ARLINGTON, Va. --
In the heart of the Pentagon, where plans for the defense of an entire nation are made, the people directly responsible for our national security sometimes get hungry. But who makes sure their food is properly prepared each day?
For the secretary of defense, that would be Sgt. Anthony White, a native of Lynn, Mass., who enlisted in the Marine Corps Aug. 15, 2005.
Growing up in Massachusetts, White attended a vocational high school where he focused on the culinary arts. When he decided to enlist and it came time to choose a military operational specialty, he looked no further than food service.
White has not always cooked for the upper echelon of military and government organizations though. From January 2007 to February 2008, White deployed to Camp Gannon, a small outpost near Husaybah, Iraq. From there he worked out of a very tight-spaced trailer kitchen, cooking and serving chow to hundreds of Marines, sailors and soldiers at a time.
“I enjoyed feeding the grunts,” he said. “These guys come home from a patrol and don’t have much time to do anything, except maybe make a phone call or take a shower before going to sleep. Then they have to get back up and do it all over again in four hours. They don’t take their meals for granted.”
White landed his current job in December 2008 after going through a month-long screening and selection process. This required submitting an application for the position, going through several interviews, and tackling the challenge of the “mystery basket,” which involved creating and preparing a meal in a limited amount of time with a given container of various food items and ingredients.
“I made chicken stuffed with Swiss cheese topped with a white wine mushroom sauce,” White said.
Despite the fact that there is a strict quota of only one Marine who can hold this unique position at a time, White still met the selection criteria and got the job.
“He’s the most qualified,” said Army Sgt. Maj. Jeffrey Chatman, White’s supervisor. “You have to love that.”
Chatman said a lot of prospective cooks get screened, but that it was White’s positive attitude and willingness to learn that won him over.
“He fits the bill,” Chatman said.
White has also made an impression on his coworkers.
“It’s fun working with him,” said Air Force Staff Sgt. Kirsten Daniels, catering manager at the office of the secretary of defense mess. “He does a good job in the kitchen and knows how to create items on the move.”
White’s sense of humor in the workplace and laid-back demeanor are what surprised her at first, Daniels said. Before he arrived at the Pentagon, her image of a Marine was one of someone with a stern, no-nonsense attitude.
While White is the only Marine in the kitchen, there are several sailors, airmen and soldiers with whom he interacts every day, making him the Corps’ sole representative.
He routinely shatters the expectations of what some people might think of a Marine – mean, stoic and rugged – by maintaining a balance of professionalism and good-naturedness, Daniels said.
White said his current position is a three-year-long assignment but he can opt to stay longer at the end of that time.

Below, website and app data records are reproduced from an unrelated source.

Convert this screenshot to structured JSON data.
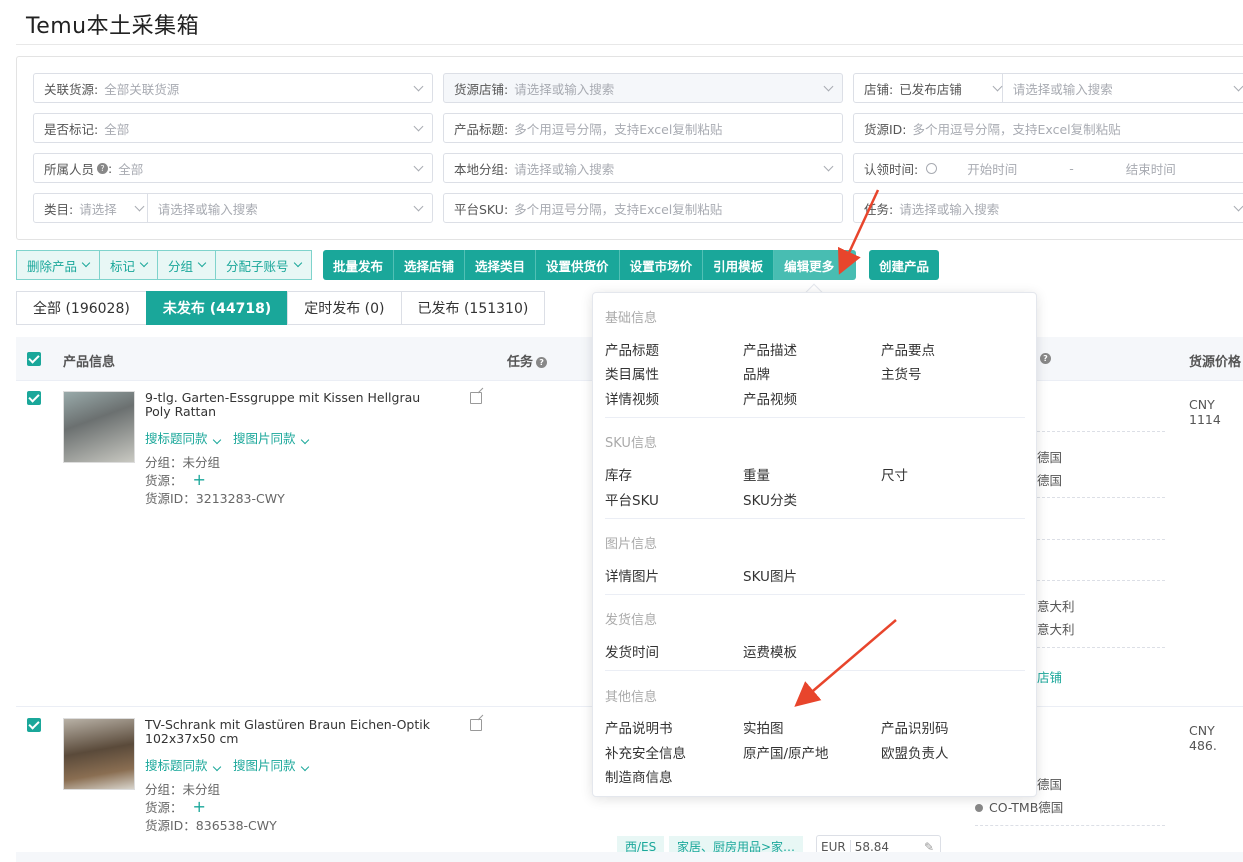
{
  "page_title": "Temu本土采集箱",
  "filters": {
    "r1c1": {
      "label": "关联货源:",
      "value": "全部关联货源"
    },
    "r1c2": {
      "label": "货源店铺:",
      "placeholder": "请选择或输入搜索"
    },
    "r1c3": {
      "label": "店铺:",
      "value": "已发布店铺",
      "placeholder": "请选择或输入搜索"
    },
    "r2c1": {
      "label": "是否标记:",
      "value": "全部"
    },
    "r2c2": {
      "label": "产品标题:",
      "placeholder": "多个用逗号分隔，支持Excel复制粘贴"
    },
    "r2c3": {
      "label": "货源ID:",
      "placeholder": "多个用逗号分隔，支持Excel复制粘贴"
    },
    "r3c1": {
      "label": "所属人员",
      "value": "全部"
    },
    "r3c2": {
      "label": "本地分组:",
      "placeholder": "请选择或输入搜索"
    },
    "r3c3": {
      "label": "认领时间:",
      "start": "开始时间",
      "dash": "-",
      "end": "结束时间"
    },
    "r4c1": {
      "label": "类目:",
      "value": "请选择",
      "placeholder": "请选择或输入搜索"
    },
    "r4c2": {
      "label": "平台SKU:",
      "placeholder": "多个用逗号分隔，支持Excel复制粘贴"
    },
    "r4c3": {
      "label": "任务:",
      "placeholder": "请选择或输入搜索"
    }
  },
  "toolbar": {
    "delete": "删除产品",
    "mark": "标记",
    "group": "分组",
    "assign": "分配子账号",
    "batch_publish": "批量发布",
    "select_store": "选择店铺",
    "select_category": "选择类目",
    "set_supply_price": "设置供货价",
    "set_market_price": "设置市场价",
    "use_template": "引用模板",
    "edit_more": "编辑更多",
    "create": "创建产品"
  },
  "tabs": [
    {
      "label": "全部 (196028)"
    },
    {
      "label": "未发布 (44718)"
    },
    {
      "label": "定时发布 (0)"
    },
    {
      "label": "已发布 (151310)"
    }
  ],
  "table": {
    "col_product": "产品信息",
    "col_task": "任务",
    "col_price": "货源价格"
  },
  "rows": [
    {
      "title": "9-tlg. Garten-Essgruppe mit Kissen Hellgrau Poly Rattan",
      "link1": "搜标题同款",
      "link2": "搜图片同款",
      "group": "分组：未分组",
      "source": "货源：",
      "source_id": "货源ID：3213283-CWY",
      "price": "CNY 1114",
      "right_a": "德国",
      "right_b": "德国",
      "right_c": "意大利",
      "right_d": "意大利",
      "right_e": "店铺"
    },
    {
      "title": "TV-Schrank mit Glastüren Braun Eichen-Optik 102x37x50 cm",
      "link1": "搜标题同款",
      "link2": "搜图片同款",
      "group": "分组：未分组",
      "source": "货源：",
      "source_id": "货源ID：836538-CWY",
      "price": "CNY 486.",
      "right_a": "德国",
      "right_b": "CO-TMB德国",
      "site": "西/ES",
      "category": "家居、厨房用品>家…",
      "currency": "EUR",
      "amount": "58.84"
    }
  ],
  "menu": {
    "sec_basic": "基础信息",
    "basic": [
      "产品标题",
      "产品描述",
      "产品要点",
      "类目属性",
      "品牌",
      "主货号",
      "详情视频",
      "产品视频"
    ],
    "sec_sku": "SKU信息",
    "sku": [
      "库存",
      "重量",
      "尺寸",
      "平台SKU",
      "SKU分类"
    ],
    "sec_img": "图片信息",
    "img": [
      "详情图片",
      "SKU图片"
    ],
    "sec_ship": "发货信息",
    "ship": [
      "发货时间",
      "运费模板"
    ],
    "sec_other": "其他信息",
    "other": [
      "产品说明书",
      "实拍图",
      "产品识别码",
      "补充安全信息",
      "原产国/原产地",
      "欧盟负责人",
      "制造商信息"
    ]
  },
  "colors": {
    "accent": "#1aa79a",
    "arrow": "#e8452c"
  }
}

Although White likes his job, there is still some everyday stress that comes with the territory.
“You’re serving people who are used to eating high-class, and so they sometimes get a little demanding,” White said.
It can get frantic when there are eight tables with everyone ordering something different, he added.
But White isn’t complaining. When first asked if he would like to come to the Pentagon to cook for the secretary of defense, he said he felt honored.
“Being here has all the perks in the world,” White said.